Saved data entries

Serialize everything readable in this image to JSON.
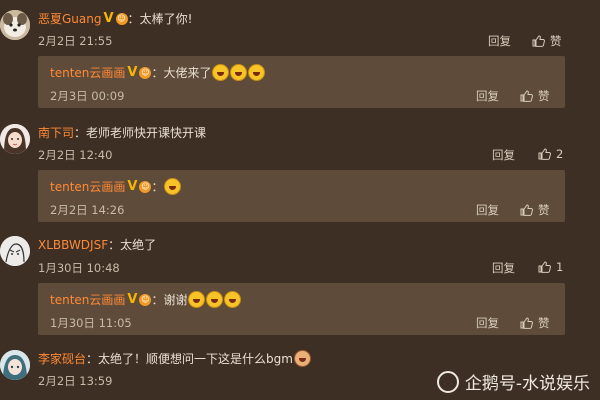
{
  "comments": [
    {
      "user": "恶夏Guang",
      "text": "太棒了你!",
      "time": "2月2日 21:55",
      "reply_label": "回复",
      "like_label": "赞",
      "avatar": "dog-avatar",
      "reply": {
        "user": "tenten云画画",
        "text": "大佬来了",
        "time": "2月3日 00:09",
        "reply_label": "回复",
        "like_label": "赞",
        "emoji_count": 3
      }
    },
    {
      "user": "南下司",
      "text": "老师老师快开课快开课",
      "time": "2月2日 12:40",
      "reply_label": "回复",
      "like_count": "2",
      "avatar": "girl-avatar",
      "reply": {
        "user": "tenten云画画",
        "text": "",
        "time": "2月2日 14:26",
        "reply_label": "回复",
        "like_label": "赞",
        "emoji_count": 1
      }
    },
    {
      "user": "XLBBWDJSF",
      "text": "太绝了",
      "time": "1月30日 10:48",
      "reply_label": "回复",
      "like_count": "1",
      "avatar": "sketch-avatar",
      "reply": {
        "user": "tenten云画画",
        "text": "谢谢",
        "time": "1月30日 11:05",
        "reply_label": "回复",
        "like_label": "赞",
        "emoji_count": 3
      }
    },
    {
      "user": "李家砚台",
      "text": "太绝了！顺便想问一下这是什么bgm",
      "time": "2月2日 13:59",
      "avatar": "anime-avatar"
    }
  ],
  "watermark": "企鹅号-水说娱乐",
  "colors": {
    "background": "#3d2f24",
    "reply_bg": "#5e4b3a",
    "username": "#ff8a36",
    "verified": "#f7b500"
  }
}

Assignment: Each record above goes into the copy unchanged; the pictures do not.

Exercise result:
Serialize everything readable in this image to JSON.
{
  "comments": [
    {
      "user": "恶夏Guang",
      "text": "太棒了你!",
      "time": "2月2日 21:55",
      "reply_label": "回复",
      "like_label": "赞",
      "avatar": "dog-avatar",
      "reply": {
        "user": "tenten云画画",
        "text": "大佬来了",
        "time": "2月3日 00:09",
        "reply_label": "回复",
        "like_label": "赞",
        "emoji_count": 3
      }
    },
    {
      "user": "南下司",
      "text": "老师老师快开课快开课",
      "time": "2月2日 12:40",
      "reply_label": "回复",
      "like_count": "2",
      "avatar": "girl-avatar",
      "reply": {
        "user": "tenten云画画",
        "text": "",
        "time": "2月2日 14:26",
        "reply_label": "回复",
        "like_label": "赞",
        "emoji_count": 1
      }
    },
    {
      "user": "XLBBWDJSF",
      "text": "太绝了",
      "time": "1月30日 10:48",
      "reply_label": "回复",
      "like_count": "1",
      "avatar": "sketch-avatar",
      "reply": {
        "user": "tenten云画画",
        "text": "谢谢",
        "time": "1月30日 11:05",
        "reply_label": "回复",
        "like_label": "赞",
        "emoji_count": 3
      }
    },
    {
      "user": "李家砚台",
      "text": "太绝了！顺便想问一下这是什么bgm",
      "time": "2月2日 13:59",
      "avatar": "anime-avatar"
    }
  ],
  "watermark": "企鹅号-水说娱乐",
  "colors": {
    "background": "#3d2f24",
    "reply_bg": "#5e4b3a",
    "username": "#ff8a36",
    "verified": "#f7b500"
  }
}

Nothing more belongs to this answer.